YOUR INSTRUCTIONS.
Copy the entries that appear below in full, leaving out any picture among them.
*** RECORDS Section Begins ***
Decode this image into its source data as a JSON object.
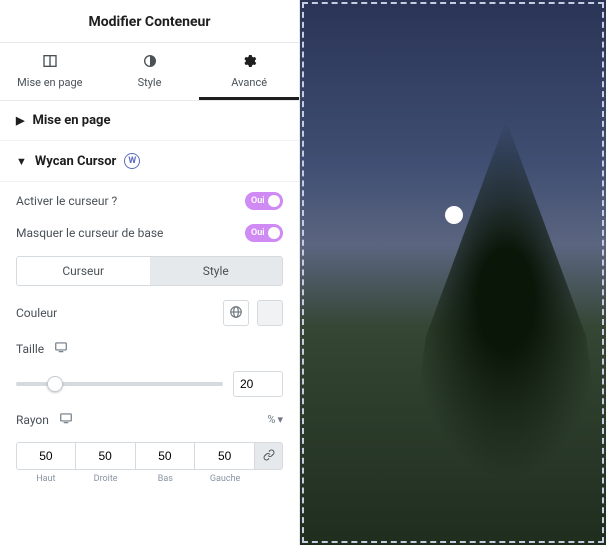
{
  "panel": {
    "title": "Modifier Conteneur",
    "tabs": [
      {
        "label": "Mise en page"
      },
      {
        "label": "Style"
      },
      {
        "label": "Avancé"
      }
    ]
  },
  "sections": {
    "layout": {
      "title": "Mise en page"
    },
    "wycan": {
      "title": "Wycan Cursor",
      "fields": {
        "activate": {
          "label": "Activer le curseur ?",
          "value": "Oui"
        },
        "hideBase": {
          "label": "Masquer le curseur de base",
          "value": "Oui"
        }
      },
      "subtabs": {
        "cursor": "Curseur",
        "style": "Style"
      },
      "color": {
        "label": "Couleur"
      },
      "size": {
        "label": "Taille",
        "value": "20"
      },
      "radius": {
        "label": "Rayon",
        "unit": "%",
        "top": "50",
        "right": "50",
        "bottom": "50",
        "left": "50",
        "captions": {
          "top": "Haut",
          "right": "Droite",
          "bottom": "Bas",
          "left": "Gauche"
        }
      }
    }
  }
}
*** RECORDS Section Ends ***
TASK RESPONSE.
Decode this image into its source data as a JSON object.
{
  "panel": {
    "title": "Modifier Conteneur",
    "tabs": [
      {
        "label": "Mise en page"
      },
      {
        "label": "Style"
      },
      {
        "label": "Avancé"
      }
    ]
  },
  "sections": {
    "layout": {
      "title": "Mise en page"
    },
    "wycan": {
      "title": "Wycan Cursor",
      "fields": {
        "activate": {
          "label": "Activer le curseur ?",
          "value": "Oui"
        },
        "hideBase": {
          "label": "Masquer le curseur de base",
          "value": "Oui"
        }
      },
      "subtabs": {
        "cursor": "Curseur",
        "style": "Style"
      },
      "color": {
        "label": "Couleur"
      },
      "size": {
        "label": "Taille",
        "value": "20"
      },
      "radius": {
        "label": "Rayon",
        "unit": "%",
        "top": "50",
        "right": "50",
        "bottom": "50",
        "left": "50",
        "captions": {
          "top": "Haut",
          "right": "Droite",
          "bottom": "Bas",
          "left": "Gauche"
        }
      }
    }
  }
}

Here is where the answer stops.